The long wait is over. The government has finally lifted a 10-year ban on the cultivation of genetically modified food crops following the recommendation of a task force set up to review GMOs and food safety.
This is an emotive issue. However, with three million Kenyans facing starvation in the arid and semi-arid areas due to biting drought, a lasting solution to the perennial crisis is needed. The country must produce sufficient food for its people and research has shown that biotechnology is part of the answer.
The Cabinet decision effectively opens the door for the growing and importation of genetically modified white maize and other products. The technology should enable the adoption of crops that are resistant to pests and disease. It should also clear the way for the commercialisation of GM cotton, which is high-yielding and resistant to pests and disease. It will revamp the textile, animal feed and cooking oil industries.

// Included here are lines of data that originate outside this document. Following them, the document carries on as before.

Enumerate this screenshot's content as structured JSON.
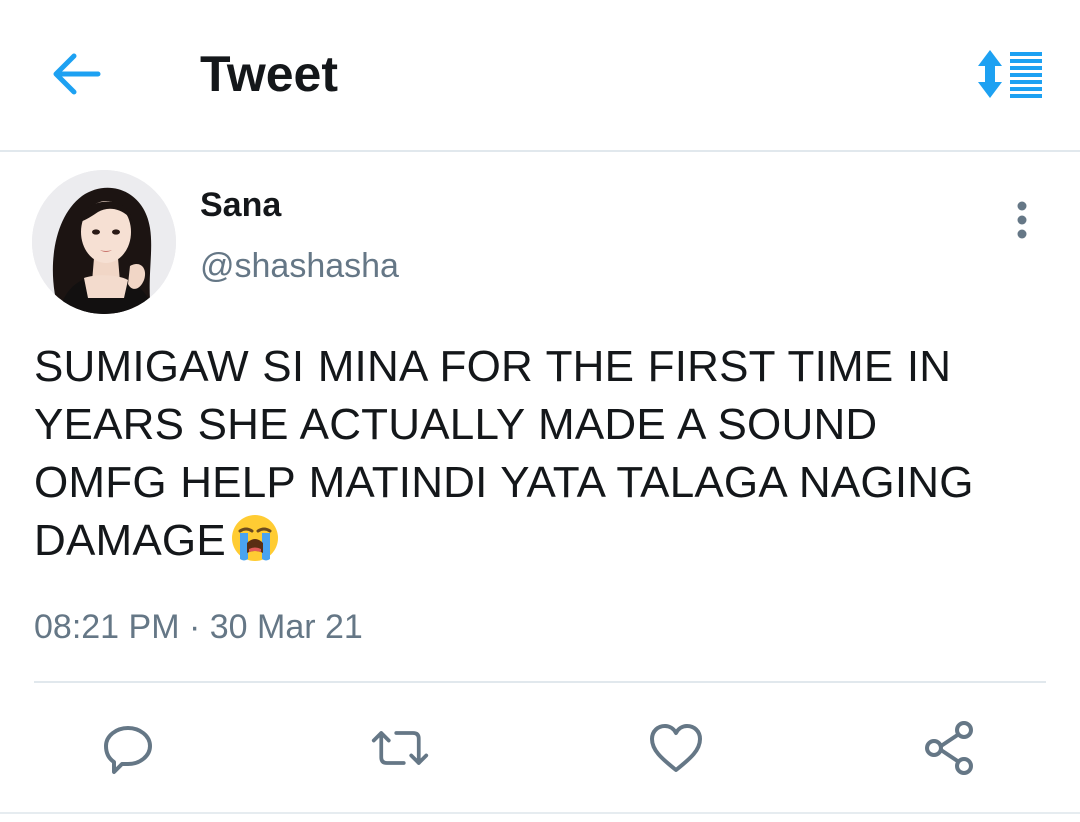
{
  "header": {
    "title": "Tweet",
    "back_icon": "arrow-left-icon",
    "sort_icon": "sort-order-icon",
    "accent_color": "#1da1f2"
  },
  "tweet": {
    "author": {
      "display_name": "Sana",
      "handle": "@shashasha",
      "avatar_icon": "user-avatar"
    },
    "text_lines": [
      "SUMIGAW SI MINA FOR THE FIRST TIME IN",
      "YEARS SHE ACTUALLY MADE A SOUND",
      "OMFG HELP MATINDI YATA TALAGA NAGING",
      "DAMAGE"
    ],
    "emoji": "😭",
    "timestamp": "08:21 PM · 30 Mar 21",
    "more_icon": "more-vertical-icon"
  },
  "actions": {
    "reply_icon": "reply-icon",
    "retweet_icon": "retweet-icon",
    "like_icon": "heart-icon",
    "share_icon": "share-icon",
    "icon_color": "#657786"
  }
}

However, concerns about the perceived harm in the supposed genetic manipulation of crop and animal production cannot be ignored. A continuous alert is, therefore, crucial.
It would be foolhardy for Kenya to stand in the way of technological advancement that has been tested and proven in research by competent institutions. The National Biosafety Authority, World Health Organization, UN Food and Agriculture Organisation, US Food and Drug Administration and the European Food Safety Authority cannot all be wrong. GM foods on the international market have also been found to pose no risk to human health. Nonetheless, more research is needed to enhance safety and ensure farmers, including smallholders, access affordable quality seeds to boost production.
A major issue of concern, though, is the control over seeds. Often cited is the grip of the seed monopoly by a few multinationals. Regulators must ensure fair distribution of seeds so that farmers are not held to ransom by profiteers.
Ethical conduct must be strictly enforced to ensure unscrupulous individuals and organisations don’t exploit helpless Kenyans.
Unless there are controls, the cost of production could spiral out of farmers’ reach, which would be counter-productive.